Of course, if you are really uncomfortable as you sit there, if the pain becomes unbearable, the itch too irritating, then by all means adjust your position or have a good scratch.  But do so slowly and mindfully, observing each movement you make so as to minimize the disruption to your mindfulness (still-fulness).

Thursday, March 1, 2012

Noting and mindfulness

If you have followed the instructions I have given for the meditation on the abdominal movement, you are already using mental labeling or noting.  You silently make a mental note “rising” as you inhale, “falling” as you exhale, and “wandering” when your mind wanders.  As you gain greater concentration, you will likely find that you pick up on the mind’s wandering more quickly; and you note the wandering almost as soon as it starts.  In that case, your mind really has not had much room to wander, so it is time to note what the mind is doing in that moement.
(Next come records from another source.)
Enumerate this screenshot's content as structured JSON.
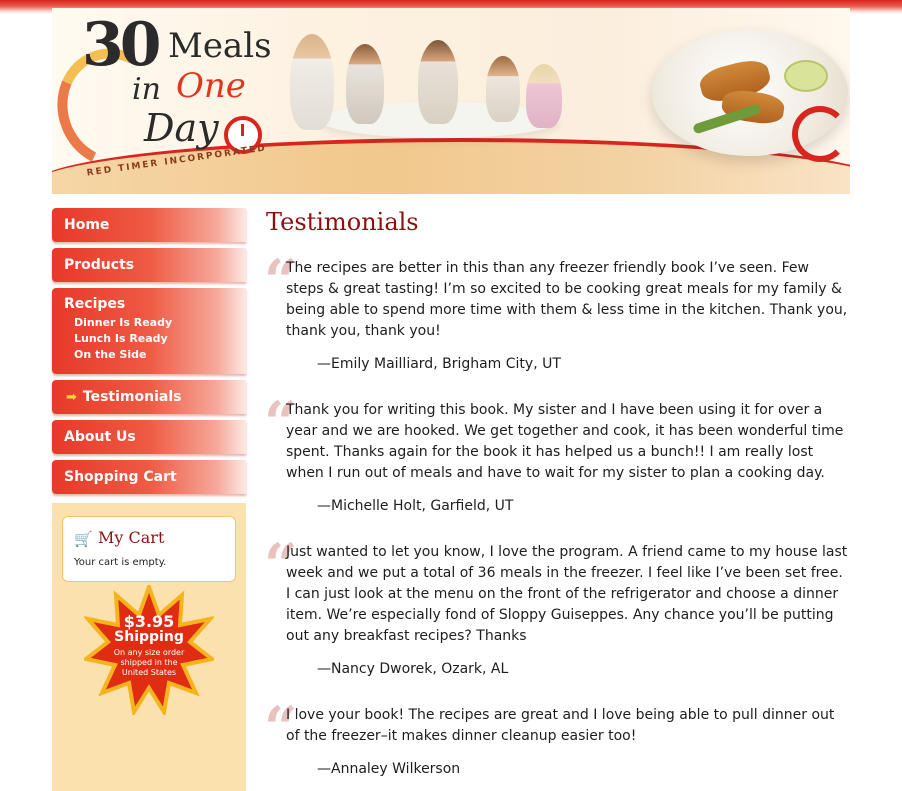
{
  "banner": {
    "logo": {
      "number": "30",
      "line1": "Meals",
      "line2_in": "in",
      "line2_one": "One",
      "line3": "Day",
      "tagline": "RED TIMER INCORPORATED"
    }
  },
  "nav": {
    "home": "Home",
    "products": "Products",
    "recipes": "Recipes",
    "recipe_subitems": [
      "Dinner Is Ready",
      "Lunch Is Ready",
      "On the Side"
    ],
    "testimonials": "Testimonials",
    "about": "About Us",
    "cart": "Shopping Cart"
  },
  "cart": {
    "title": "My Cart",
    "status": "Your cart is empty."
  },
  "promo": {
    "price": "$3.95",
    "label": "Shipping",
    "note_lines": [
      "On any size order",
      "shipped in the",
      "United States"
    ]
  },
  "page": {
    "title": "Testimonials"
  },
  "testimonials": [
    {
      "text": "The recipes are better in this than any freezer friendly book I’ve seen. Few steps & great tasting! I’m so excited to be cooking great meals for my family & being able to spend more time with them & less time in the kitchen. Thank you, thank you, thank you!",
      "author": "—Emily Mailliard, Brigham City, UT"
    },
    {
      "text": "Thank you for writing this book. My sister and I have been using it for over a year and we are hooked. We get together and cook, it has been wonderful time spent. Thanks again for the book it has helped us a bunch!! I am really lost when I run out of meals and have to wait for my sister to plan a cooking day.",
      "author": "—Michelle Holt, Garfield, UT"
    },
    {
      "text": "Just wanted to let you know, I love the program. A friend came to my house last week and we put a total of 36 meals in the freezer. I feel like I’ve been set free. I can just look at the menu on the front of the refrigerator and choose a dinner item. We’re especially fond of Sloppy Guiseppes. Any chance you’ll be putting out any breakfast recipes? Thanks",
      "author": "—Nancy Dworek, Ozark, AL"
    },
    {
      "text": "I love your book! The recipes are great and I love being able to pull dinner out of the freezer–it makes dinner cleanup easier too!",
      "author": "—Annaley Wilkerson"
    }
  ],
  "colors": {
    "accent": "#d8261e",
    "title": "#8c1010",
    "sidebar_bg": "#fbe1ad"
  },
  "icons": {
    "cart": "shopping-cart-icon",
    "current": "arrow-right-icon",
    "quote": "quote-icon"
  }
}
This is where the discipline of noting becomes a most powerful tool for cultivating mindfulness.  You can now note the processes that are occurring.  If your attention has turned to a sound, you note “hearing,” or if it is turned to a smell, “smelling,” and so on for tasting, seeing, and touching.  If you are sensing a specific bodily sensation, you can note it more precisely, as “tingling,”  “warmth,” “pressure,” and so on.  If you are experiencing an emotion, you can note it as “anger,” “fear,” “sadness,” “joy,” and so on.  If you are thinking a thought, you can note “thinking,” or some more specific version of thinking such as “remembering,” “anticipating,” “planning,” and so on.  The idea is to note the process but not the content, not what you are hearing, but the fact that you are hearing, not what you are thinking, but just that you are thinking.  You don’t have to come up with the perfect label, just slap one on as quickly as you can.  The note should be concurrent with what you note, in other words, you want to be noting what is occurring in that moment or as close as you can get to it.  You need to put your full attention on what is occurring, and you will likely have to note it more than once, so you might say to yourself, “thinking, thinking, thinking” until you see that the thinking has passed away.  Similarly, with a sound, for instance, you note it repeatedly, until you know it clearly and can let go of it.  It is all about recognition, and you will find that as you get better at noting, you get better at recognizing what your mind is up to and how it works, so that then just a few notes are enough.

There are lots of reasons why noting is effective.  The chief reason is that it takes all that energy that you usually expend in thinking in words and uses it to come up with a single word for what you are experiencing.  Another reason it is effective is that noting keeps you from getting caught up in the mind’s random activity.  Instead of thinking about something or other, you simply observe that thinking is going on.  This is very helpful in quieting the over-thinking that you likely encountered in the “mind watch.”  Also, noting keeps you in the present. You may be thinking about the past, but the thinking is going on in the present, and it is this activity that you are noting.

When you start using noting, you may find it difficult.  Chances are you will often forget to note.  Don’t get discouraged, just keep at it until it becomes second nature.